**Task to carry out:**
Give the count of lines in the data that include the string "this", with no added remarks.

**Input records:**
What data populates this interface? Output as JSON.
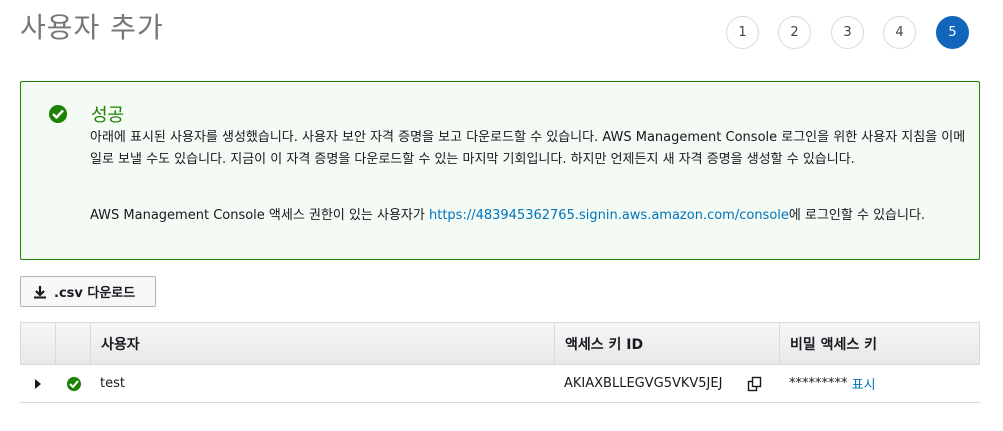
{
  "page": {
    "title": "사용자 추가"
  },
  "steps": [
    "1",
    "2",
    "3",
    "4",
    "5"
  ],
  "active_step": "5",
  "alert": {
    "icon": "check-circle-icon",
    "heading": "성공",
    "body": "아래에 표시된 사용자를 생성했습니다. 사용자 보안 자격 증명을 보고 다운로드할 수 있습니다. AWS Management Console 로그인을 위한 사용자 지침을 이메일로 보낼 수도 있습니다. 지금이 이 자격 증명을 다운로드할 수 있는 마지막 기회입니다. 하지만 언제든지 새 자격 증명을 생성할 수 있습니다.",
    "console_prefix": "AWS Management Console 액세스 권한이 있는 사용자가 ",
    "console_url": "https://483945362765.signin.aws.amazon.com/console",
    "console_suffix": "에 로그인할 수 있습니다."
  },
  "download_button": {
    "label": ".csv 다운로드",
    "icon": "download-icon"
  },
  "table": {
    "columns": [
      "사용자",
      "액세스 키 ID",
      "비밀 액세스 키"
    ],
    "rows": [
      {
        "status_icon": "check-circle-icon",
        "user": "test",
        "access_key_id": "AKIAXBLLEGVG5VKV5JEJ",
        "secret_masked": "*********",
        "show_label": "표시"
      }
    ]
  },
  "colors": {
    "success": "#1d8102",
    "accent": "#1166bb",
    "link": "#0073bb"
  }
}
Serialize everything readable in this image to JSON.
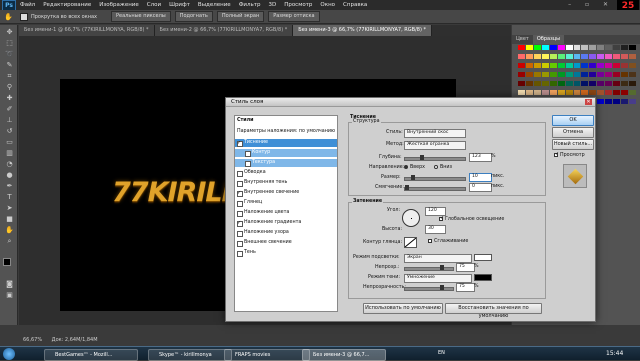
{
  "menubar": {
    "logo": "Ps",
    "items": [
      "Файл",
      "Редактирование",
      "Изображение",
      "Слои",
      "Шрифт",
      "Выделение",
      "Фильтр",
      "3D",
      "Просмотр",
      "Окно",
      "Справка"
    ],
    "fps": "25"
  },
  "optbar": {
    "checkbox_label": "Прокрутка во всех окнах",
    "buttons": [
      "Реальные пикселы",
      "Подогнать",
      "Полный экран",
      "Размер оттиска"
    ]
  },
  "tabs": [
    "Без имени-1 @ 66,7% (77KIRILLMONYA, RGB/8) *",
    "Без имени-2 @ 66,7% (77KIRILLMONYA7, RGB/8) *",
    "Без имени-3 @ 66,7% (77KIRILLMONYA7, RGB/8) *"
  ],
  "canvas": {
    "text": "77KIRILL"
  },
  "status": {
    "zoom": "66,67%",
    "doc": "Док: 2,64M/1,84M"
  },
  "swatches": {
    "tabs": [
      "Цвет",
      "Образцы"
    ],
    "colors": [
      "#ff0000",
      "#ffff00",
      "#00ff00",
      "#00ffff",
      "#0000ff",
      "#ff00ff",
      "#ffffff",
      "#e0e0e0",
      "#c0c0c0",
      "#a0a0a0",
      "#808080",
      "#606060",
      "#404040",
      "#202020",
      "#000000",
      "#ff6a6a",
      "#ff9c5a",
      "#ffd35a",
      "#fff35a",
      "#b8f25a",
      "#5af27a",
      "#5af2d3",
      "#5ab8f2",
      "#5a7af2",
      "#8a5af2",
      "#c85af2",
      "#f25ac0",
      "#f25a7a",
      "#d25a5a",
      "#b06040",
      "#cc0000",
      "#cc6600",
      "#cc9900",
      "#cccc00",
      "#66cc00",
      "#00cc33",
      "#00cc99",
      "#0099cc",
      "#0033cc",
      "#3300cc",
      "#9900cc",
      "#cc0099",
      "#cc0033",
      "#993333",
      "#805020",
      "#990000",
      "#994400",
      "#997700",
      "#999900",
      "#449900",
      "#009922",
      "#009977",
      "#007799",
      "#002299",
      "#220099",
      "#770099",
      "#990077",
      "#990022",
      "#663300",
      "#4d3319",
      "#660000",
      "#663300",
      "#665500",
      "#666600",
      "#336600",
      "#006611",
      "#006655",
      "#005566",
      "#001166",
      "#110066",
      "#550066",
      "#660055",
      "#660011",
      "#3d2b14",
      "#2b1a0a",
      "#f5deb3",
      "#deb887",
      "#d2b48c",
      "#bc8f8f",
      "#f4a460",
      "#daa520",
      "#b8860b",
      "#cd853f",
      "#d2691e",
      "#8b4513",
      "#a0522d",
      "#a52a2a",
      "#800000",
      "#8b0000",
      "#556b2f",
      "#e6e6fa",
      "#b0c4de",
      "#add8e6",
      "#87ceeb",
      "#87cefa",
      "#00bfff",
      "#1e90ff",
      "#6495ed",
      "#4682b4",
      "#4169e1",
      "#0000cd",
      "#00008b",
      "#000080",
      "#191970",
      "#483d8b"
    ]
  },
  "dialog": {
    "title": "Стиль слоя",
    "list": {
      "header": "Стили",
      "blend_options": "Параметры наложения: по умолчанию",
      "items": [
        {
          "label": "Тиснение",
          "checked": true,
          "state": "selected"
        },
        {
          "label": "Контур",
          "checked": false,
          "state": "sub"
        },
        {
          "label": "Текстура",
          "checked": false,
          "state": "sub"
        },
        {
          "label": "Обводка",
          "checked": false,
          "state": ""
        },
        {
          "label": "Внутренняя тень",
          "checked": false,
          "state": ""
        },
        {
          "label": "Внутреннее свечение",
          "checked": true,
          "state": ""
        },
        {
          "label": "Глянец",
          "checked": false,
          "state": ""
        },
        {
          "label": "Наложение цвета",
          "checked": false,
          "state": ""
        },
        {
          "label": "Наложение градиента",
          "checked": true,
          "state": ""
        },
        {
          "label": "Наложение узора",
          "checked": false,
          "state": ""
        },
        {
          "label": "Внешнее свечение",
          "checked": false,
          "state": ""
        },
        {
          "label": "Тень",
          "checked": false,
          "state": ""
        }
      ]
    },
    "bevel": {
      "title": "Тиснение",
      "structure": "Структура",
      "style_label": "Стиль:",
      "style_value": "Внутренний скос",
      "method_label": "Метод:",
      "method_value": "Жесткая огранка",
      "depth_label": "Глубина:",
      "depth_value": "123",
      "depth_unit": "%",
      "depth_level": 0.25,
      "direction_label": "Направление:",
      "up": "Вверх",
      "down": "Вниз",
      "size_label": "Размер:",
      "size_value": "10",
      "size_unit": "пикс.",
      "size_level": 0.1,
      "soften_label": "Смягчение:",
      "soften_value": "0",
      "soften_unit": "пикс.",
      "soften_level": 0
    },
    "shading": {
      "title": "Затенение",
      "angle_label": "Угол:",
      "angle_value": "120",
      "global_light": "Глобальное освещение",
      "altitude_label": "Высота:",
      "altitude_value": "30",
      "gloss_label": "Контур глянца:",
      "antialias": "Сглаживание",
      "highlight_mode_label": "Режим подсветки:",
      "highlight_mode": "Экран",
      "highlight_color": "#ffffff",
      "hl_opacity_label": "Непрозр.:",
      "hl_opacity": "75",
      "hl_unit": "%",
      "hl_level": 0.75,
      "shadow_mode_label": "Режим тени:",
      "shadow_mode": "Умножение",
      "shadow_color": "#000000",
      "sh_opacity_label": "Непрозрачность:",
      "sh_opacity": "75",
      "sh_unit": "%",
      "sh_level": 0.75
    },
    "buttons": {
      "default": "Использовать по умолчанию",
      "restore": "Восстановить значения по умолчанию",
      "ok": "OK",
      "cancel": "Отмена",
      "new_style": "Новый стиль...",
      "preview": "Просмотр"
    }
  },
  "taskbar": {
    "items": [
      "BestGames™ - Mozill...",
      "Skype™ - kirillmonya",
      "FRAPS movies",
      "Без имени-3 @ 66,7..."
    ],
    "lang": "EN",
    "clock": "15:44"
  }
}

**Exercise solution:**
2